- _To do_
Identify, in the records below, every line where the string "functional" appears, and copy each such line.

┄┄┄┄┄┄┄┄┄┄┄┄┄┄┄┄┄┄┄┄

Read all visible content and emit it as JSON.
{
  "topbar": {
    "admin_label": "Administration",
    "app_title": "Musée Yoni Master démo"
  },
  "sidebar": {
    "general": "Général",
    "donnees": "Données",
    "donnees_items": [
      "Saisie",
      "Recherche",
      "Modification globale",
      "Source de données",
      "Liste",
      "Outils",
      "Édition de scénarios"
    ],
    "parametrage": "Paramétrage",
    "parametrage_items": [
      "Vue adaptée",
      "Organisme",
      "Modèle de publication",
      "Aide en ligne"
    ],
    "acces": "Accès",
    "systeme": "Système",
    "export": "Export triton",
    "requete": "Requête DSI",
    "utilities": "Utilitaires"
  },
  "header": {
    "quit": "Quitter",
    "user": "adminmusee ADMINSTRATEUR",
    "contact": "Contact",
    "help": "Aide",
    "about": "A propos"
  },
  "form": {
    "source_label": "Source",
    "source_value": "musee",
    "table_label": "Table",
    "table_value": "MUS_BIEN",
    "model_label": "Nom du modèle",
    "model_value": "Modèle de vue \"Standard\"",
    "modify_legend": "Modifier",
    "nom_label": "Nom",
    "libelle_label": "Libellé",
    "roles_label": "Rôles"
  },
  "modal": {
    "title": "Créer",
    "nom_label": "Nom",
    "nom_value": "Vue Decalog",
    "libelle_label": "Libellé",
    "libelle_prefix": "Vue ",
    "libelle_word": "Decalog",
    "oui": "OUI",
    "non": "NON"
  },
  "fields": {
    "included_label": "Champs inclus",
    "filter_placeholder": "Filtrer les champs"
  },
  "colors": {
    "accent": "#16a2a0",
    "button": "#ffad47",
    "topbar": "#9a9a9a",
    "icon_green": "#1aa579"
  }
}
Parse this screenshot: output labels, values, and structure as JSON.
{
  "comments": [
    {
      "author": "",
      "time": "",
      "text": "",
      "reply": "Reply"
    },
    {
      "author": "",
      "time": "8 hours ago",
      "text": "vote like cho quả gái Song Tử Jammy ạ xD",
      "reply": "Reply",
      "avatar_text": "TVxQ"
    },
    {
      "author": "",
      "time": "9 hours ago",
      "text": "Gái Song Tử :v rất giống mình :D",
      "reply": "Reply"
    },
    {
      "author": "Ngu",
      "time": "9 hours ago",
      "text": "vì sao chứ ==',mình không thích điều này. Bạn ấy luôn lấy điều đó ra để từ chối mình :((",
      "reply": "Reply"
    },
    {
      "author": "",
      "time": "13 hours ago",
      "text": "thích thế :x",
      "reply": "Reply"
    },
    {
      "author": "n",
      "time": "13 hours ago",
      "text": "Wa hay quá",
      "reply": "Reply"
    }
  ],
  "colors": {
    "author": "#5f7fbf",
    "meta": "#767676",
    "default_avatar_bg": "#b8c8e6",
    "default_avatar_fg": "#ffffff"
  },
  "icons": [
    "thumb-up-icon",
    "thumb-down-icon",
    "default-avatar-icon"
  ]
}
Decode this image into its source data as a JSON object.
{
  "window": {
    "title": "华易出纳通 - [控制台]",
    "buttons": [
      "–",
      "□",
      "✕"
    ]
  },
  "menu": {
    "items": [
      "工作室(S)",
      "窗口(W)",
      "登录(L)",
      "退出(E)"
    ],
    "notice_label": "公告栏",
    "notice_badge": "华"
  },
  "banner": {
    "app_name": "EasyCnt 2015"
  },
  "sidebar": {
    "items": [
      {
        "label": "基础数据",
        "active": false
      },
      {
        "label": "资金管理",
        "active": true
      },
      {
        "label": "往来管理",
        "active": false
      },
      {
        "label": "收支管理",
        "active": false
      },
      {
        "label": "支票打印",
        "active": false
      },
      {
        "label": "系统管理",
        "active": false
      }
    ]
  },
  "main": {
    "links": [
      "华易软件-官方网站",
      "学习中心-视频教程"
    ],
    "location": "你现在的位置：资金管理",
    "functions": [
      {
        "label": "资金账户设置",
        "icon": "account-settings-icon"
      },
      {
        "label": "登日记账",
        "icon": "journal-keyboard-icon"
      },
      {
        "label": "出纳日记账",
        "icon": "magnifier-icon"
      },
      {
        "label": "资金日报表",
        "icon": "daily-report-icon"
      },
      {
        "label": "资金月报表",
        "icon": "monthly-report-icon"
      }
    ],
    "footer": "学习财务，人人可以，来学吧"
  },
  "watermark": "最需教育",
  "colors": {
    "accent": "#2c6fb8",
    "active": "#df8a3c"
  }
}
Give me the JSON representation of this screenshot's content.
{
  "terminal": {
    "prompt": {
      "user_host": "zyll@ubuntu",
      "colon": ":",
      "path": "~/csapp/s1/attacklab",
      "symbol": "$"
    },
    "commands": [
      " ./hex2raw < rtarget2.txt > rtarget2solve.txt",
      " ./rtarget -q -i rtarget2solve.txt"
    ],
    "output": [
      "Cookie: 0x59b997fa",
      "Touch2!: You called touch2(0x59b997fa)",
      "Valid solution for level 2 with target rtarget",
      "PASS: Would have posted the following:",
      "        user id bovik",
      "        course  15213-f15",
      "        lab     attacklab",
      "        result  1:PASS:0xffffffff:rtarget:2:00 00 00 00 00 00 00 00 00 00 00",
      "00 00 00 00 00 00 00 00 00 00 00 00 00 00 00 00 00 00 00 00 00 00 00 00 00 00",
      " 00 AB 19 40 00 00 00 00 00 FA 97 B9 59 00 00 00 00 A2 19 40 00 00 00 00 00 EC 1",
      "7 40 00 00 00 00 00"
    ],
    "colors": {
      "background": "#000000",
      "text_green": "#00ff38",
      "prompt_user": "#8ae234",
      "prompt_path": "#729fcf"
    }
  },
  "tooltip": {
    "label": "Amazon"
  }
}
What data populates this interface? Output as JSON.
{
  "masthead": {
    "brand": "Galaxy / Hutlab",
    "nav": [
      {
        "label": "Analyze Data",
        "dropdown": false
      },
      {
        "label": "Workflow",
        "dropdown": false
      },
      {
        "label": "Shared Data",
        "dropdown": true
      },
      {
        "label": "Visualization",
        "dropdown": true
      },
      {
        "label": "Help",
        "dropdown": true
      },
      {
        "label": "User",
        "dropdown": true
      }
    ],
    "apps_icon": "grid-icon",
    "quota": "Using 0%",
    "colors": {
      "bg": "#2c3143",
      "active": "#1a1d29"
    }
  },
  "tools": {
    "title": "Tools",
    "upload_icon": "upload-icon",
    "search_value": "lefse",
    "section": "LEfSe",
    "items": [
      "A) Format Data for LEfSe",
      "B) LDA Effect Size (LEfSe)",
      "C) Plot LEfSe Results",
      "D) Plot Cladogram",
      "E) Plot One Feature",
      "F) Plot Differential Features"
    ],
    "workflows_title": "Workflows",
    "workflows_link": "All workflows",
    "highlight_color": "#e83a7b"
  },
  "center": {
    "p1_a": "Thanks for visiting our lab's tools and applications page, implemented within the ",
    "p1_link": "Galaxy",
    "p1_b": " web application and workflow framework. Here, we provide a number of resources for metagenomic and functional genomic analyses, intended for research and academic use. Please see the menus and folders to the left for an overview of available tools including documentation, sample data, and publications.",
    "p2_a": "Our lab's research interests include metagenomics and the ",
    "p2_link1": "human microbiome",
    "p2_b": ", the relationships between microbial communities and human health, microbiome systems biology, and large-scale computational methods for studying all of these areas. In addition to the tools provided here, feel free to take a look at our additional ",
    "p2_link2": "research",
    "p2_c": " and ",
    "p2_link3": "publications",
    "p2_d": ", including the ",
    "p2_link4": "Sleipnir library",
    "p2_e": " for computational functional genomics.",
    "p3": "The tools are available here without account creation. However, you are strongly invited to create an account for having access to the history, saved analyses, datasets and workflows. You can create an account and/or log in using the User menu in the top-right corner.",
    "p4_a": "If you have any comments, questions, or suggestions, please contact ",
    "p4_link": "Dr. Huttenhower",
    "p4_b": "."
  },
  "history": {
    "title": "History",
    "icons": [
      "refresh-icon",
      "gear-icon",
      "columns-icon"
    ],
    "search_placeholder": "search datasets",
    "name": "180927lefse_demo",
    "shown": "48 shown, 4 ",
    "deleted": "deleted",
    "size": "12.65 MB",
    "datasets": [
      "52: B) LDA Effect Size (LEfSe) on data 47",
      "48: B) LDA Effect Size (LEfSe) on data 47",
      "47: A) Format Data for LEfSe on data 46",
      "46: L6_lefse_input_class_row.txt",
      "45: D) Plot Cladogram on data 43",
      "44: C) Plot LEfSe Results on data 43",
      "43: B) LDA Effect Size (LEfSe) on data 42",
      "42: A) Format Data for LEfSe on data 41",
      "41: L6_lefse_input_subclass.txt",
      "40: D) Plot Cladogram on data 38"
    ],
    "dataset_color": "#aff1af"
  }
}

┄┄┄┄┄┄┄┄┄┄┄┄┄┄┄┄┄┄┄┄

- _The answer_
    "p1_b": " web application and workflow framework. Here, we provide a number of resources for metagenomic and functional genomic analyses, intended for research and academic use. Please see the menus and folders to the left for an overview of available tools including documentation, sample data, and publications.",
    "p2_e": " for computational functional genomics.",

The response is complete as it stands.